HOW TO COMPLETE THIS TASK: Reproduce the records below exactly; the images should not appear.
**** INPUT DATA
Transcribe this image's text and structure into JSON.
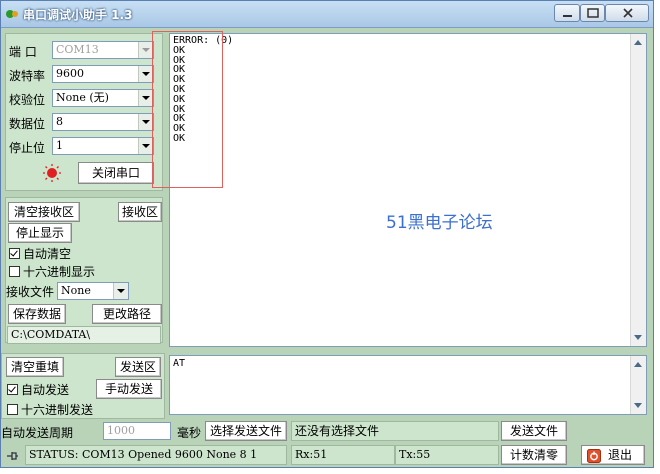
{
  "window": {
    "title": "串口调试小助手 1.3"
  },
  "settings": {
    "port_label": "端 口",
    "port_value": "COM13",
    "baud_label": "波特率",
    "baud_value": "9600",
    "parity_label": "校验位",
    "parity_value": "None (无)",
    "databits_label": "数据位",
    "databits_value": "8",
    "stopbits_label": "停止位",
    "stopbits_value": "1",
    "toggle_port_label": "关闭串口"
  },
  "receive": {
    "clear_label": "清空接收区",
    "area_label": "接收区",
    "stop_display_label": "停止显示",
    "auto_clear_label": "自动清空",
    "auto_clear_checked": true,
    "hex_display_label": "十六进制显示",
    "hex_display_checked": false,
    "file_label": "接收文件",
    "file_value": "None",
    "save_label": "保存数据",
    "change_path_label": "更改路径",
    "path_value": "C:\\COMDATA\\",
    "lines": [
      "ERROR: (0)",
      "OK",
      "OK",
      "OK",
      "OK",
      "OK",
      "OK",
      "OK",
      "OK",
      "OK",
      "OK"
    ],
    "watermark": "51黑电子论坛"
  },
  "send": {
    "clear_label": "清空重填",
    "area_label": "发送区",
    "auto_send_label": "自动发送",
    "auto_send_checked": true,
    "manual_send_label": "手动发送",
    "hex_send_label": "十六进制发送",
    "hex_send_checked": false,
    "text": "AT",
    "period_label": "自动发送周期",
    "period_value": "1000",
    "ms_label": "毫秒",
    "choose_file_label": "选择发送文件",
    "file_status": "还没有选择文件",
    "send_file_label": "发送文件",
    "count_clear_label": "计数清零",
    "exit_label": "退出"
  },
  "status": {
    "text": "STATUS: COM13 Opened 9600 None 8 1",
    "rx": "Rx:51",
    "tx": "Tx:55"
  },
  "colors": {
    "panel_bg": "#cde5cd",
    "window_bg": "#b9d3b9",
    "watermark": "#3b6fd0",
    "highlight_box": "#e06060",
    "led": "#e02020"
  }
}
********
SOLUTION TO THIS PROBLEM:
Transcribe this image's text and structure into JSON.
{
  "window": {
    "title": "串口调试小助手 1.3"
  },
  "settings": {
    "port_label": "端 口",
    "port_value": "COM13",
    "baud_label": "波特率",
    "baud_value": "9600",
    "parity_label": "校验位",
    "parity_value": "None (无)",
    "databits_label": "数据位",
    "databits_value": "8",
    "stopbits_label": "停止位",
    "stopbits_value": "1",
    "toggle_port_label": "关闭串口"
  },
  "receive": {
    "clear_label": "清空接收区",
    "area_label": "接收区",
    "stop_display_label": "停止显示",
    "auto_clear_label": "自动清空",
    "auto_clear_checked": true,
    "hex_display_label": "十六进制显示",
    "hex_display_checked": false,
    "file_label": "接收文件",
    "file_value": "None",
    "save_label": "保存数据",
    "change_path_label": "更改路径",
    "path_value": "C:\\COMDATA\\",
    "lines": [
      "ERROR: (0)",
      "OK",
      "OK",
      "OK",
      "OK",
      "OK",
      "OK",
      "OK",
      "OK",
      "OK",
      "OK"
    ],
    "watermark": "51黑电子论坛"
  },
  "send": {
    "clear_label": "清空重填",
    "area_label": "发送区",
    "auto_send_label": "自动发送",
    "auto_send_checked": true,
    "manual_send_label": "手动发送",
    "hex_send_label": "十六进制发送",
    "hex_send_checked": false,
    "text": "AT",
    "period_label": "自动发送周期",
    "period_value": "1000",
    "ms_label": "毫秒",
    "choose_file_label": "选择发送文件",
    "file_status": "还没有选择文件",
    "send_file_label": "发送文件",
    "count_clear_label": "计数清零",
    "exit_label": "退出"
  },
  "status": {
    "text": "STATUS: COM13 Opened 9600 None 8 1",
    "rx": "Rx:51",
    "tx": "Tx:55"
  },
  "colors": {
    "panel_bg": "#cde5cd",
    "window_bg": "#b9d3b9",
    "watermark": "#3b6fd0",
    "highlight_box": "#e06060",
    "led": "#e02020"
  }
}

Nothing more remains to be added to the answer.